*YOUR TASK*. Scan the entries for lines with the word "info" and copy those lines.

• • •

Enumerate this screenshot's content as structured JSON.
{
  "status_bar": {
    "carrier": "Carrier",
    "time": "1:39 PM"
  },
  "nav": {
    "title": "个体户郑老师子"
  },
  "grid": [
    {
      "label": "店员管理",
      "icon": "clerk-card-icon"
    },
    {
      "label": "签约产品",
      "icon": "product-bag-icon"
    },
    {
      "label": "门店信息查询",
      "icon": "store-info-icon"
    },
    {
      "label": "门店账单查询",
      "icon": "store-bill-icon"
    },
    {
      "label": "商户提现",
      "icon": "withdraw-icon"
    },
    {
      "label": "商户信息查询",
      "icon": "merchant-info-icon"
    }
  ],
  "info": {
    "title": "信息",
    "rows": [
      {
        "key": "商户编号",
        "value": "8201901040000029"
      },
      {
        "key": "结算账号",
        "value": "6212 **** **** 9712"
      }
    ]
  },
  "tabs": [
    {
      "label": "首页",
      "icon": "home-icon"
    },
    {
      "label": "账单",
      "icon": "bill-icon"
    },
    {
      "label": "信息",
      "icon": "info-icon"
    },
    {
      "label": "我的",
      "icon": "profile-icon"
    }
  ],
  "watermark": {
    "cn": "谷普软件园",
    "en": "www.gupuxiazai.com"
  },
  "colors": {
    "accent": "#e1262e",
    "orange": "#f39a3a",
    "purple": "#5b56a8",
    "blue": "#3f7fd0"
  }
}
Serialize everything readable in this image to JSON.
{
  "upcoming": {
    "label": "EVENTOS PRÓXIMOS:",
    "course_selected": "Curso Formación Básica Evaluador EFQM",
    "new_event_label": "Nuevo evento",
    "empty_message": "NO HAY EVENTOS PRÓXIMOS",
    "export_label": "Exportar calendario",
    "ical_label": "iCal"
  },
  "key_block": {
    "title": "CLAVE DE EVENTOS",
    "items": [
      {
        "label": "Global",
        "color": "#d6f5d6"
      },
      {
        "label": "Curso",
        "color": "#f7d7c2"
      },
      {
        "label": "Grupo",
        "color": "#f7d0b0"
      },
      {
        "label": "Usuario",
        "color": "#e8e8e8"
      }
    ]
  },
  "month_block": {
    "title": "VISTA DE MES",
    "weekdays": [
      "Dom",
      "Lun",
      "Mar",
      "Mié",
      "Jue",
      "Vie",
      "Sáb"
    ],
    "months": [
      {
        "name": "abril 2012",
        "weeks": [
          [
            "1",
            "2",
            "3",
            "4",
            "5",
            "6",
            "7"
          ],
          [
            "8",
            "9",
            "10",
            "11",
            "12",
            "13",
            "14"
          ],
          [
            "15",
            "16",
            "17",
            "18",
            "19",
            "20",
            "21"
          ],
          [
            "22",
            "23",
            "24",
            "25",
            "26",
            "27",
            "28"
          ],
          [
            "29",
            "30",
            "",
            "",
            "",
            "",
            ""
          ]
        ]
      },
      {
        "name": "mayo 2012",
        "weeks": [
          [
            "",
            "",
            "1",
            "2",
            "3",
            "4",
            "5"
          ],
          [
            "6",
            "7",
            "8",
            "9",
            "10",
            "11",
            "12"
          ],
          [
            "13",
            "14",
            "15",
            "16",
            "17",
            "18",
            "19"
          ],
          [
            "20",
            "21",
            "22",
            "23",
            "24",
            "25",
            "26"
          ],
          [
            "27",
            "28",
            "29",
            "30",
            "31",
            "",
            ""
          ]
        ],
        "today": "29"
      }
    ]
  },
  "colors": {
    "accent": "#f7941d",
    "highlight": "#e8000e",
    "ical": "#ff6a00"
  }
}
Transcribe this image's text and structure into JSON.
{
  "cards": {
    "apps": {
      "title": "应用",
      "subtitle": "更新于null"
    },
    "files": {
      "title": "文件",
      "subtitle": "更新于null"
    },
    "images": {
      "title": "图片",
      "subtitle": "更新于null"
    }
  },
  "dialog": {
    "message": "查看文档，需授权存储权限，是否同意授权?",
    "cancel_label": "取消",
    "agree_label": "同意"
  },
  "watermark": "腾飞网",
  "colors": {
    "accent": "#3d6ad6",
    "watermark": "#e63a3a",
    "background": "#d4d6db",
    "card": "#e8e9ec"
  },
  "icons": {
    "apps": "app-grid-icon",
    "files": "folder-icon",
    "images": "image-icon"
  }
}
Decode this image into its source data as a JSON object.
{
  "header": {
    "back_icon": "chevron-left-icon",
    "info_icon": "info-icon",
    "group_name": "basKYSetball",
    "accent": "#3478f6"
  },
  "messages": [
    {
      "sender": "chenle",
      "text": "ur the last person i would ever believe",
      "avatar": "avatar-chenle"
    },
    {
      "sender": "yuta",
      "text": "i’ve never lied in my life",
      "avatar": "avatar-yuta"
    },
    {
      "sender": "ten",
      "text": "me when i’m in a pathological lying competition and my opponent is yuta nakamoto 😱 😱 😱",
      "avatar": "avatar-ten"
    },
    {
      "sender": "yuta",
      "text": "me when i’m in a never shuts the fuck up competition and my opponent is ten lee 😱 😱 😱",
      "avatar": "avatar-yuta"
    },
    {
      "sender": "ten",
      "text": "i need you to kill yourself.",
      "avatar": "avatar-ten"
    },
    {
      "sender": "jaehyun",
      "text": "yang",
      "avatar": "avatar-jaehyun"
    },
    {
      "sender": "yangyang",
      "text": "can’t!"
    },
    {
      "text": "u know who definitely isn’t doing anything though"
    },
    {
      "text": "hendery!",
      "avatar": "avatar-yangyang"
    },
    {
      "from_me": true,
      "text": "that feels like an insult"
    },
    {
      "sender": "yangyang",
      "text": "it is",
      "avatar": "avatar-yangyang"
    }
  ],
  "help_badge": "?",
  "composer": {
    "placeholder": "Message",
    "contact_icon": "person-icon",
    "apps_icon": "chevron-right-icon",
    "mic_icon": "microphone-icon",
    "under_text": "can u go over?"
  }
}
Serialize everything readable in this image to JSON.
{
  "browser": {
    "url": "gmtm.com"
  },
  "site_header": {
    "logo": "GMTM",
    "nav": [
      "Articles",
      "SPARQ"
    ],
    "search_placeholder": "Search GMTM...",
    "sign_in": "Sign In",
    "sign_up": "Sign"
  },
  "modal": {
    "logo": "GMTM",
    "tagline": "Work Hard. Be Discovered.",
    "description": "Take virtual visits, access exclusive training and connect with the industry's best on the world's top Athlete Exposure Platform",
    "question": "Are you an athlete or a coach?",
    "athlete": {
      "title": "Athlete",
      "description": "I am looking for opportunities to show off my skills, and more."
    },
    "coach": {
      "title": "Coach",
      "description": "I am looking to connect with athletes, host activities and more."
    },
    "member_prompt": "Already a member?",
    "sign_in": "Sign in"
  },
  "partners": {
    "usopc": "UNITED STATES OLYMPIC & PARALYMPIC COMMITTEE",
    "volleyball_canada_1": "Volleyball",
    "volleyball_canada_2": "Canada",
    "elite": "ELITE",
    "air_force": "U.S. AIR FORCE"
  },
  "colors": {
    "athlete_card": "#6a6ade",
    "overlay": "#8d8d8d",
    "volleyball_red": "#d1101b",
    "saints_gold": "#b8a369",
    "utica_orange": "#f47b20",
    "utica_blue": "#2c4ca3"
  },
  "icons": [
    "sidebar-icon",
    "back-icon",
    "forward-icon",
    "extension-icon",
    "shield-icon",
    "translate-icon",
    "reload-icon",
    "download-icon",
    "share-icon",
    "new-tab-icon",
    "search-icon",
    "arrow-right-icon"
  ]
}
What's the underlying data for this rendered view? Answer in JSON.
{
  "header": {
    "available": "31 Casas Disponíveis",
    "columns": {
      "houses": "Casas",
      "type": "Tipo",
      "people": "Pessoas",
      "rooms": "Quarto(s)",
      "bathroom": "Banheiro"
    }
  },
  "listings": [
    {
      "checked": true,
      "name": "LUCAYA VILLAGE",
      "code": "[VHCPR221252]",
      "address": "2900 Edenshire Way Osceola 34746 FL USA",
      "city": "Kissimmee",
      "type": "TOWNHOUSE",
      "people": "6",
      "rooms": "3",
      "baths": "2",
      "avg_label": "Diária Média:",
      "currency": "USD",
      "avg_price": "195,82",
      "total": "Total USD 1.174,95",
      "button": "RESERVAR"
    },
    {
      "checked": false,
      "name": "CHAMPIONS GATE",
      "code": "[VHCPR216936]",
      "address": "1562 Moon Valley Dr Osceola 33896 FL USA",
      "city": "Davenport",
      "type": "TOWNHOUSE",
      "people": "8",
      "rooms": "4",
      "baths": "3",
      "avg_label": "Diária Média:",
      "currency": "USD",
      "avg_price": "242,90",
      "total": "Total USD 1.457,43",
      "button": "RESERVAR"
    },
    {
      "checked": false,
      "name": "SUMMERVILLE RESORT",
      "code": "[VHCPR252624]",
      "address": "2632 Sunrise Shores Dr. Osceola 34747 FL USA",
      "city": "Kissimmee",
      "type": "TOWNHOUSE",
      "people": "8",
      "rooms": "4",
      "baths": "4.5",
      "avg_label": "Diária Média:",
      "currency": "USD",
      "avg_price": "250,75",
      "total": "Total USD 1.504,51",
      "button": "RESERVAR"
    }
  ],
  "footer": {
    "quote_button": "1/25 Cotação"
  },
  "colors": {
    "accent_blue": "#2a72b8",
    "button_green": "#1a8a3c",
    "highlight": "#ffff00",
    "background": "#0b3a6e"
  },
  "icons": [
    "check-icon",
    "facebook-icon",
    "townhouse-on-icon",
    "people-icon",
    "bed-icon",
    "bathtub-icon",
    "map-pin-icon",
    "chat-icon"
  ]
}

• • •

*SOLUTION*.
      "icon": "store-info-icon"
      "icon": "merchant-info-icon"
  "info": {
      "icon": "info-icon"
    "info_icon": "info-icon",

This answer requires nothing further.